According to the World Economic Forum, the fee structure of South African banks is up to four times higher than other countries including Germany, Australia and India. As a result, more than 60% of all purchases are paid for in cash, with transactors willing to risk the loss and theft associated with cash to avoid banking fees. Aside from the security issues, being unbanked means that you cannot start building a credit history for future borrowing, receive direct deposits, or access safe ways of transferring and saving money.
It’s also a disadvantage for the country as bringing more people into the financial system has been shown to enhance GDP growth and reduce poverty. Achieving financial inclusion and empowerment is therefore a key milestone on the path towards rebuilding South Africa’s economy.
Hennie Heymans, CEO of MiVoice Mobile Apps, says that no digital wallet can offer banking services without a bank, which then charges a fee. “All financial transactions carry a cost, even when made from our wallet.
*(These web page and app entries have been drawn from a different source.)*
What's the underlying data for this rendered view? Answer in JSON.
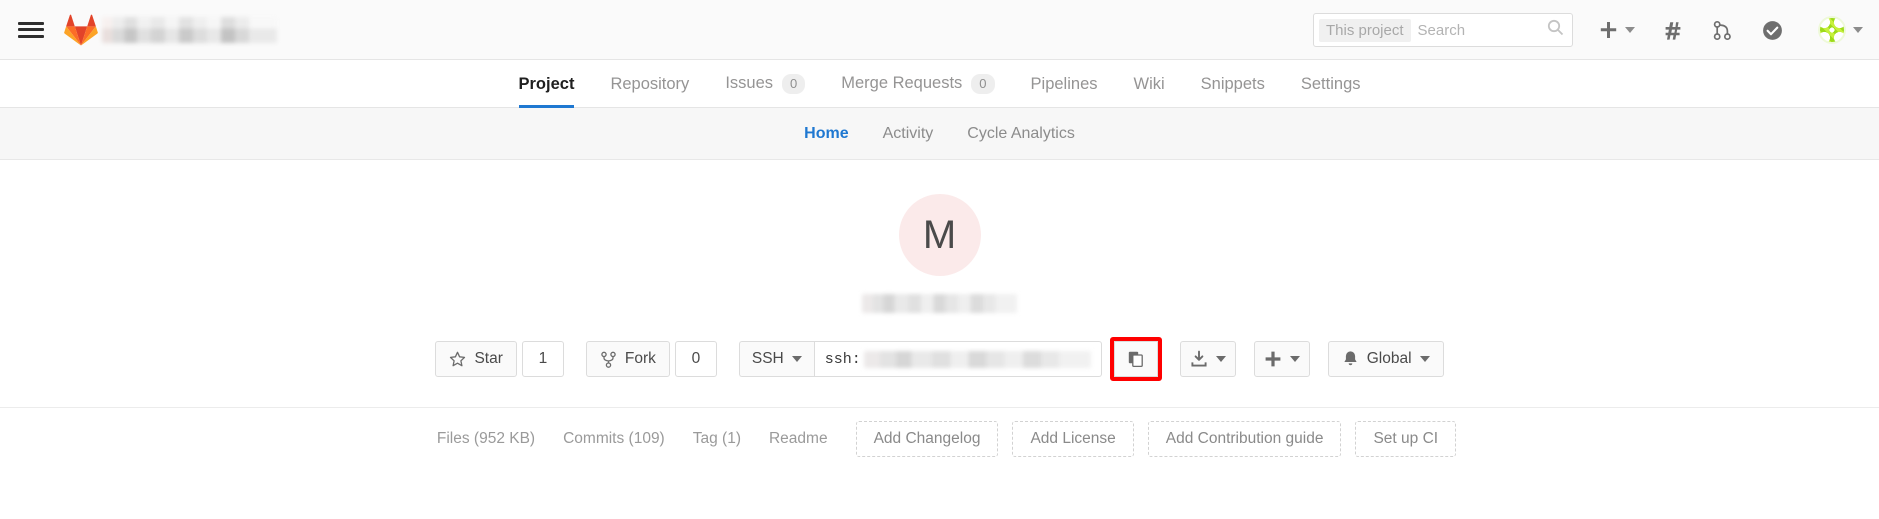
{
  "navbar": {
    "menu_icon": "hamburger-menu-icon",
    "logo_icon": "gitlab-fox-logo",
    "brand_name_redacted": true,
    "search": {
      "scope_label": "This project",
      "placeholder": "Search",
      "icon": "search-icon"
    },
    "icons": [
      {
        "name": "plus-icon",
        "glyph": "+",
        "has_caret": true
      },
      {
        "name": "hash-issues-icon",
        "glyph": "#",
        "has_caret": false
      },
      {
        "name": "merge-request-icon",
        "glyph": "merge",
        "has_caret": false
      },
      {
        "name": "todos-check-icon",
        "glyph": "check",
        "has_caret": false
      },
      {
        "name": "user-avatar-identicon",
        "glyph": "identicon",
        "has_caret": true
      }
    ]
  },
  "tabs": [
    {
      "label": "Project",
      "badge": null,
      "active": true
    },
    {
      "label": "Repository",
      "badge": null,
      "active": false
    },
    {
      "label": "Issues",
      "badge": "0",
      "active": false
    },
    {
      "label": "Merge Requests",
      "badge": "0",
      "active": false
    },
    {
      "label": "Pipelines",
      "badge": null,
      "active": false
    },
    {
      "label": "Wiki",
      "badge": null,
      "active": false
    },
    {
      "label": "Snippets",
      "badge": null,
      "active": false
    },
    {
      "label": "Settings",
      "badge": null,
      "active": false
    }
  ],
  "subnav": [
    {
      "label": "Home",
      "active": true
    },
    {
      "label": "Activity",
      "active": false
    },
    {
      "label": "Cycle Analytics",
      "active": false
    }
  ],
  "project": {
    "avatar_letter": "M",
    "avatar_bg": "#fbeaea",
    "title_redacted": true
  },
  "actions": {
    "star": {
      "label": "Star",
      "icon": "star-icon",
      "count": "1"
    },
    "fork": {
      "label": "Fork",
      "icon": "fork-icon",
      "count": "0"
    },
    "clone": {
      "protocol_label": "SSH",
      "url_prefix": "ssh:",
      "url_redacted": true,
      "copy_button_icon": "copy-clipboard-icon",
      "copy_highlight_color": "#ff0000"
    },
    "download": {
      "icon": "download-icon",
      "has_caret": true
    },
    "add_new": {
      "icon": "plus-icon",
      "has_caret": true
    },
    "notifications": {
      "icon": "bell-icon",
      "label": "Global",
      "has_caret": true
    }
  },
  "stats": [
    {
      "label": "Files (952 KB)"
    },
    {
      "label": "Commits (109)"
    },
    {
      "label": "Tag (1)"
    },
    {
      "label": "Readme"
    }
  ],
  "quick_actions": [
    {
      "label": "Add Changelog"
    },
    {
      "label": "Add License"
    },
    {
      "label": "Add Contribution guide"
    },
    {
      "label": "Set up CI"
    }
  ]
}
The difference is that we allocate the cost to the wallet holder (employer) so that the wallet user (employee) can use the funds without carrying the cost. In other words, the employer’s monthly fee of R49 provides the employee with subsidized banking.”
Another issue associated with not having a bank account is the resulting lack of a digital identity. “Our personal digital presence dictates our ability to access most modern services, for example, access to credit, opening accounts, or getting an internet connection or DStv subscription, as they require pay-slips, and proof of address and employment,” says Heymans.
“Because the MiVoice employment relationship is a direct one-to-one connection, the app automatically proves a person’s employment status and salary. It goes deeper though: A domestic employee’s address may not be verifiable but, because they’re employed by a property owner with credit records and an indisputable proof of address, the employee’s digital footprint becomes stronger because the employer with a strong digital footprint can vouch for them.”
Heymans says that this becomes like a block chain employment record, which is particularly beneficial in the case of piece workers, as information from each different employer builds up a picture of an employee.
“The bigger benefit to piece workers is that MiVoice turns them into their own small enterprise, because using the app means they validate themselves in different ways. So when employing a piece worker who uses MiVoice, you know that you’re dealing with a verified identity, linked to a device that has been RICA’d through the registration of its SIM card, with a trail to and from other people.”
A further benefit of the app is the ability to ringfence payments. Because the MiVoice digital wallet is not a bank account, external deductions such as debit orders cannot be processed against it. This gives low-income earners the ability to manage a budget by using the wallet, and thus the opportunity to gain greater financial understanding and change their lives for the better.
“For example, let’s say I earn R5 000 per month. My debit orders account for R4 000 of my earnings, but I still need to buy food, pay for transport and buy airtime and electricity. With the wallet, I’m able to buy my airtime and electricity, buy a shopping voucher and withdraw transport money, before putting the remaining money into my bank account to service my debit orders. Some of my debit orders may go unpaid, but I will not have to take out another loan to live – thus slowing the debt cycle,’ says Heymans.